Go through the entries below and write each one out exactly.

[Dataset rows for apps and sites]
[Start of Attachment]
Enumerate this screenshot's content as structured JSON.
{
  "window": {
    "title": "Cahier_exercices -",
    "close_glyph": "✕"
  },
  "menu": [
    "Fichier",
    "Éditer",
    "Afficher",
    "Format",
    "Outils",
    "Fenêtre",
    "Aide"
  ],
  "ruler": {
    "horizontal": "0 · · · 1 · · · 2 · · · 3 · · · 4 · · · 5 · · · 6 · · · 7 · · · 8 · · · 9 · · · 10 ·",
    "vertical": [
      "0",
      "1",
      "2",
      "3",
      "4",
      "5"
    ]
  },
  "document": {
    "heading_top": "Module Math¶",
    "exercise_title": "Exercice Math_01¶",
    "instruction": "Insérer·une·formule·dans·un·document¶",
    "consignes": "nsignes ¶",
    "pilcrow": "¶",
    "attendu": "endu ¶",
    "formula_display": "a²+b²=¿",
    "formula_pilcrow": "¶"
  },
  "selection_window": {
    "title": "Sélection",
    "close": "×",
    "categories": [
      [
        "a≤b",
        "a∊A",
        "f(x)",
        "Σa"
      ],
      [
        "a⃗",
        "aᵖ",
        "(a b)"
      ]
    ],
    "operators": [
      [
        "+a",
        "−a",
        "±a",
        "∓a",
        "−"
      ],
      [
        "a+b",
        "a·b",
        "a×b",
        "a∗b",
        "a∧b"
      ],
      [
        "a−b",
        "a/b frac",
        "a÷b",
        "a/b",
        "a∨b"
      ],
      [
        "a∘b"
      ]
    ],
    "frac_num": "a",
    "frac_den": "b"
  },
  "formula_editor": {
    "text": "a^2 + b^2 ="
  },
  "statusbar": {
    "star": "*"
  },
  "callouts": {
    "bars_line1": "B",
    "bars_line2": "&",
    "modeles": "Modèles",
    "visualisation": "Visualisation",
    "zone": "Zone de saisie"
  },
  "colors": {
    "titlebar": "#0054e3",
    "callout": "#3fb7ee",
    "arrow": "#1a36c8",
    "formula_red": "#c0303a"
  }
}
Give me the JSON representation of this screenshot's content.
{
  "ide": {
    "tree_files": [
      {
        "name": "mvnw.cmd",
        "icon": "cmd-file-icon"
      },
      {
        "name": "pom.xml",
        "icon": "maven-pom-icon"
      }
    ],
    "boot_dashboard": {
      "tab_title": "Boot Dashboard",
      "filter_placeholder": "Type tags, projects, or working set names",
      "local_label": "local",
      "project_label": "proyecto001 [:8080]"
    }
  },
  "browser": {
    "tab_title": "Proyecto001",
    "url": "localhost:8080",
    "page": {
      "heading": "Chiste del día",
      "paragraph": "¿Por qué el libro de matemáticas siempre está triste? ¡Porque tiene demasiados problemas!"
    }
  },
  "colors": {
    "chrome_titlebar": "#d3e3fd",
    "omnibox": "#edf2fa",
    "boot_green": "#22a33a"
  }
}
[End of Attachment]
• RESULT FOR THIS TASK:
Enumerate this screenshot's content as structured JSON.
{
  "window": {
    "title": "Cahier_exercices -",
    "close_glyph": "✕"
  },
  "menu": [
    "Fichier",
    "Éditer",
    "Afficher",
    "Format",
    "Outils",
    "Fenêtre",
    "Aide"
  ],
  "ruler": {
    "horizontal": "0 · · · 1 · · · 2 · · · 3 · · · 4 · · · 5 · · · 6 · · · 7 · · · 8 · · · 9 · · · 10 ·",
    "vertical": [
      "0",
      "1",
      "2",
      "3",
      "4",
      "5"
    ]
  },
  "document": {
    "heading_top": "Module Math¶",
    "exercise_title": "Exercice Math_01¶",
    "instruction": "Insérer·une·formule·dans·un·document¶",
    "consignes": "nsignes ¶",
    "pilcrow": "¶",
    "attendu": "endu ¶",
    "formula_display": "a²+b²=¿",
    "formula_pilcrow": "¶"
  },
  "selection_window": {
    "title": "Sélection",
    "close": "×",
    "categories": [
      [
        "a≤b",
        "a∊A",
        "f(x)",
        "Σa"
      ],
      [
        "a⃗",
        "aᵖ",
        "(a b)"
      ]
    ],
    "operators": [
      [
        "+a",
        "−a",
        "±a",
        "∓a",
        "−"
      ],
      [
        "a+b",
        "a·b",
        "a×b",
        "a∗b",
        "a∧b"
      ],
      [
        "a−b",
        "a/b frac",
        "a÷b",
        "a/b",
        "a∨b"
      ],
      [
        "a∘b"
      ]
    ],
    "frac_num": "a",
    "frac_den": "b"
  },
  "formula_editor": {
    "text": "a^2 + b^2 ="
  },
  "statusbar": {
    "star": "*"
  },
  "callouts": {
    "bars_line1": "B",
    "bars_line2": "&",
    "modeles": "Modèles",
    "visualisation": "Visualisation",
    "zone": "Zone de saisie"
  },
  "colors": {
    "titlebar": "#0054e3",
    "callout": "#3fb7ee",
    "arrow": "#1a36c8",
    "formula_red": "#c0303a"
  }
}
Give me the JSON representation of this screenshot's content.
{
  "ide": {
    "tree_files": [
      {
        "name": "mvnw.cmd",
        "icon": "cmd-file-icon"
      },
      {
        "name": "pom.xml",
        "icon": "maven-pom-icon"
      }
    ],
    "boot_dashboard": {
      "tab_title": "Boot Dashboard",
      "filter_placeholder": "Type tags, projects, or working set names",
      "local_label": "local",
      "project_label": "proyecto001 [:8080]"
    }
  },
  "browser": {
    "tab_title": "Proyecto001",
    "url": "localhost:8080",
    "page": {
      "heading": "Chiste del día",
      "paragraph": "¿Por qué el libro de matemáticas siempre está triste? ¡Porque tiene demasiados problemas!"
    }
  },
  "colors": {
    "chrome_titlebar": "#d3e3fd",
    "omnibox": "#edf2fa",
    "boot_green": "#22a33a"
  }
}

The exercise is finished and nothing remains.